Let's say your parents always smacked you on the cheek when you did something wrong. Perhaps you have unconsciously begun doing the same with your children. Decide on an alternative response (put them in a timeout chair, yell (not ideal, but better than hitting), laugh, give yourself a timeout, etc.). Have that decision made ahead of time. Then, as soon as you feel the urge to smack them, employ your alternate strategy instead. Since you've planned it ahead of time, you don't have to think about it; it's already ready to go.
Or maybe you've got into a bad habit of yelling at your spouse when they don't behave the way you expect. Ahead of time, think of a better way of responding, and then when you find yourself about to yell (or already yelling), employ your alternate strategy.
It's not a foolproof strategy, and there will be times that you are too worked up to even think about your alternate strategies, but hopefully as you continue to employ them as much as possible, they will start to become ingrained and natural.

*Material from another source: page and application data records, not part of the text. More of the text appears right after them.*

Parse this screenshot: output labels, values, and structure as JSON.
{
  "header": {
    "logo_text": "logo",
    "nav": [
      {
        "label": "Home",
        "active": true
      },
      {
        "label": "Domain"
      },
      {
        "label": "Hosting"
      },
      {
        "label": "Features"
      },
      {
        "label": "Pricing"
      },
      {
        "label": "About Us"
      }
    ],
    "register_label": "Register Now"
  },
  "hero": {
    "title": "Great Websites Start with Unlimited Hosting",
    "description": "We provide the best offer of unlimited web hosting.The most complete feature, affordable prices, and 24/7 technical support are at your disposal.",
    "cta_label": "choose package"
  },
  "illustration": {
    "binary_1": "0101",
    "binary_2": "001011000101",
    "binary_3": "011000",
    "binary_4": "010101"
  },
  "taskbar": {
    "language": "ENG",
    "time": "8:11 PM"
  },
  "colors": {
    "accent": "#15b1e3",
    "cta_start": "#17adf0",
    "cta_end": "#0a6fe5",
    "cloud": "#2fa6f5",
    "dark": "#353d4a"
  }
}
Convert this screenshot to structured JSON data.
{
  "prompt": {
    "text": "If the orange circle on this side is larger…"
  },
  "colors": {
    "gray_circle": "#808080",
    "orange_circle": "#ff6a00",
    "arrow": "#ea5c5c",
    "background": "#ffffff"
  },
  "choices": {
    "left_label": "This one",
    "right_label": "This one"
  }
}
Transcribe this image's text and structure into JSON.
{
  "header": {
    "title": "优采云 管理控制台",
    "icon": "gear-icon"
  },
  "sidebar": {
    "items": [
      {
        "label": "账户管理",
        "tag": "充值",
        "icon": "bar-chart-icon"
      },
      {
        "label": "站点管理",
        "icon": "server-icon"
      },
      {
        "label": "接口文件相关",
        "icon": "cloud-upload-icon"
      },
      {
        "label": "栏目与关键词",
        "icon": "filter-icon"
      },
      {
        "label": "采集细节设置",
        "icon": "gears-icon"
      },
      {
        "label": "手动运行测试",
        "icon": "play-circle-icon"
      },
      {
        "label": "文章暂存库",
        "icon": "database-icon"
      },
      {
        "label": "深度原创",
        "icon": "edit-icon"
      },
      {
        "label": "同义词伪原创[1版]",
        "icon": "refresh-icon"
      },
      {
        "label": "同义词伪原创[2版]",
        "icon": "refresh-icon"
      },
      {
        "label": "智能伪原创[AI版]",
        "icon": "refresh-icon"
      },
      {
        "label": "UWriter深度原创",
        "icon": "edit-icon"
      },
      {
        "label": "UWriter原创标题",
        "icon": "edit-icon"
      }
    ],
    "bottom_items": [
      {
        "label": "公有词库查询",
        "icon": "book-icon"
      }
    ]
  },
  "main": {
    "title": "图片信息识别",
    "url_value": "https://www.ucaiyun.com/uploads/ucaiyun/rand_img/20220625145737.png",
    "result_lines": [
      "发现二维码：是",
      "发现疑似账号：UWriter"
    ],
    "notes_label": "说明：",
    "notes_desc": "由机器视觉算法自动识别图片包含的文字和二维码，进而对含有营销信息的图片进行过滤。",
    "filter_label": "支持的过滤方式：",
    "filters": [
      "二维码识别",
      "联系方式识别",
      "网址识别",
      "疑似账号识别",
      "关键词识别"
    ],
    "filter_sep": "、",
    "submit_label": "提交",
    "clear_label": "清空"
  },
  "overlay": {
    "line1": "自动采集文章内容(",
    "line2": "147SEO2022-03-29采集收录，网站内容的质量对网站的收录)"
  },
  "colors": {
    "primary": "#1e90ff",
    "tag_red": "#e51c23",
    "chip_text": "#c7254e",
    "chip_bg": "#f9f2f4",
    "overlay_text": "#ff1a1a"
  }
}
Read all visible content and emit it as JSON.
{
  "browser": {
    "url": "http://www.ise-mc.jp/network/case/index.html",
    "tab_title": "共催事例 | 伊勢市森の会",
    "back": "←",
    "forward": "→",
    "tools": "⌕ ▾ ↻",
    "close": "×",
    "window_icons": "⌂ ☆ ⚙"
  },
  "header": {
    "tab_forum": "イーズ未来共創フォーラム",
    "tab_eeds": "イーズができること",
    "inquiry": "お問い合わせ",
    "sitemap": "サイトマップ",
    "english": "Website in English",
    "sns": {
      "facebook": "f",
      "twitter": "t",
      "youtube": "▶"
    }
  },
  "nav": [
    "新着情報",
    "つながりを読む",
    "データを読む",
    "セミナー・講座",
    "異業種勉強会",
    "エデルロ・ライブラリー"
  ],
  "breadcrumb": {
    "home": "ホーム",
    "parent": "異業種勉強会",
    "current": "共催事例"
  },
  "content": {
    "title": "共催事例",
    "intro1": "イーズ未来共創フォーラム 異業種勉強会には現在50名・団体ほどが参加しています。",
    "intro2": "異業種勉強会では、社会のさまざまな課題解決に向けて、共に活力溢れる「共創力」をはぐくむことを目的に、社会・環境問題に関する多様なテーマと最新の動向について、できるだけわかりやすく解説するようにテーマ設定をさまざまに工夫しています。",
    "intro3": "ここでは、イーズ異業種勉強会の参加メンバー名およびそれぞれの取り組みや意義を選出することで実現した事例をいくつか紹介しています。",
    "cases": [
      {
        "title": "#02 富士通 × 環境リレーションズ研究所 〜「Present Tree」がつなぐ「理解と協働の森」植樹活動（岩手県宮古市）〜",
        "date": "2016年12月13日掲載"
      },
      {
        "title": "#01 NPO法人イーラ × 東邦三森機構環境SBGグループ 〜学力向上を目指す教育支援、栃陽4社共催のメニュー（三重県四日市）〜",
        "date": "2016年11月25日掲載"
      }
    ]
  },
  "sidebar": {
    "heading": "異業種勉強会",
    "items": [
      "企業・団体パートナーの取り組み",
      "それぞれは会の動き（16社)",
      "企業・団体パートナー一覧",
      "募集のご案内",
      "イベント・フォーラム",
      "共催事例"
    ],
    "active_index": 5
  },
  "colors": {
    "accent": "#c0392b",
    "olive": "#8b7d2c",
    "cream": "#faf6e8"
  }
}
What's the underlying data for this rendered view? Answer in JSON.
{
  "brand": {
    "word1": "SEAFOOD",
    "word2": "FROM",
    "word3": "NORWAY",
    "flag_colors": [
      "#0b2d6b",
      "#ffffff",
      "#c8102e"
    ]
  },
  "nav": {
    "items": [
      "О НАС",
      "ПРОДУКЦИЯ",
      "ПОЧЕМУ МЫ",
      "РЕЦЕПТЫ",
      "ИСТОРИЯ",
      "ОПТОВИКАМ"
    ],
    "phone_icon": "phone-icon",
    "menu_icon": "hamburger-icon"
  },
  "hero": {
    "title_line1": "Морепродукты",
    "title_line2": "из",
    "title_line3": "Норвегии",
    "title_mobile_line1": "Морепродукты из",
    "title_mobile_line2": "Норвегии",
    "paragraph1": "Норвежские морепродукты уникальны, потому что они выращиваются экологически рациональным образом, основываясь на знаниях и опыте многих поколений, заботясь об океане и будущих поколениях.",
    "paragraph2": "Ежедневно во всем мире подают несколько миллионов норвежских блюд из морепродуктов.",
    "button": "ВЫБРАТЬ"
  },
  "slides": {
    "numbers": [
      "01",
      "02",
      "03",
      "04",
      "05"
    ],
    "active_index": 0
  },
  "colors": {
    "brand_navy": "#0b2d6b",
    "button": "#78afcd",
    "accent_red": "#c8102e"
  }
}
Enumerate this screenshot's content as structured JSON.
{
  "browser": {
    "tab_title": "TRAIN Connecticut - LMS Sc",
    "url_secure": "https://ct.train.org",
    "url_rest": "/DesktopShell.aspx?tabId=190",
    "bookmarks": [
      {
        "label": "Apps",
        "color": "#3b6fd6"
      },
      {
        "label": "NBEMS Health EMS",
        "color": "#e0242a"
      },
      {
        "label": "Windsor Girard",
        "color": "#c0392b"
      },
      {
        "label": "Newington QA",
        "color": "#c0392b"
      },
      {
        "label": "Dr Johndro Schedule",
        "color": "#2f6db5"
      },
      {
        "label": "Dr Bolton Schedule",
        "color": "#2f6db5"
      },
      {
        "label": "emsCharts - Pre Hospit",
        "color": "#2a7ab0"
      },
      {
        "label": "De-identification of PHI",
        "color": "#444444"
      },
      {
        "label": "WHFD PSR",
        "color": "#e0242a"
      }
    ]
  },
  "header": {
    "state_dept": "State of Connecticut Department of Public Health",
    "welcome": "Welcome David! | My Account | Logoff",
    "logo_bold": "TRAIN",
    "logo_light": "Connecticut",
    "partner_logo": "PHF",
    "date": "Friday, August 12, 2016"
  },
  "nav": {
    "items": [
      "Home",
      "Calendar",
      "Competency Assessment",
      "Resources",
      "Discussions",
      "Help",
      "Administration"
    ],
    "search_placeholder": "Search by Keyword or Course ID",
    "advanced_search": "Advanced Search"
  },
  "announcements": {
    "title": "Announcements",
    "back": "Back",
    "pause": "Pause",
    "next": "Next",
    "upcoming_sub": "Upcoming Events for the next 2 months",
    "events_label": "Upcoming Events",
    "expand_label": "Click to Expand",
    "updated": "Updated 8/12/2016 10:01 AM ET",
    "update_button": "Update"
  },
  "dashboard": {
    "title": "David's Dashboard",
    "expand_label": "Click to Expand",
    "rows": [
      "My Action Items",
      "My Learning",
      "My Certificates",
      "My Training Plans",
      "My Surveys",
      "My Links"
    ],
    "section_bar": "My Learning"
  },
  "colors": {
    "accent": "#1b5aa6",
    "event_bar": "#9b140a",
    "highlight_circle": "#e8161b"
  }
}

It sounds like you're fairly introspective and insightful, in that you've been able to recognize your own undesirable behaviours. Use that insight to continue to evaluate your strategies and determine what is working and what is not. Remember that there is nothing wrong with anger; it's just how you express it that is important. Also recognize that change takes time; you can't expect to become a different person overnight.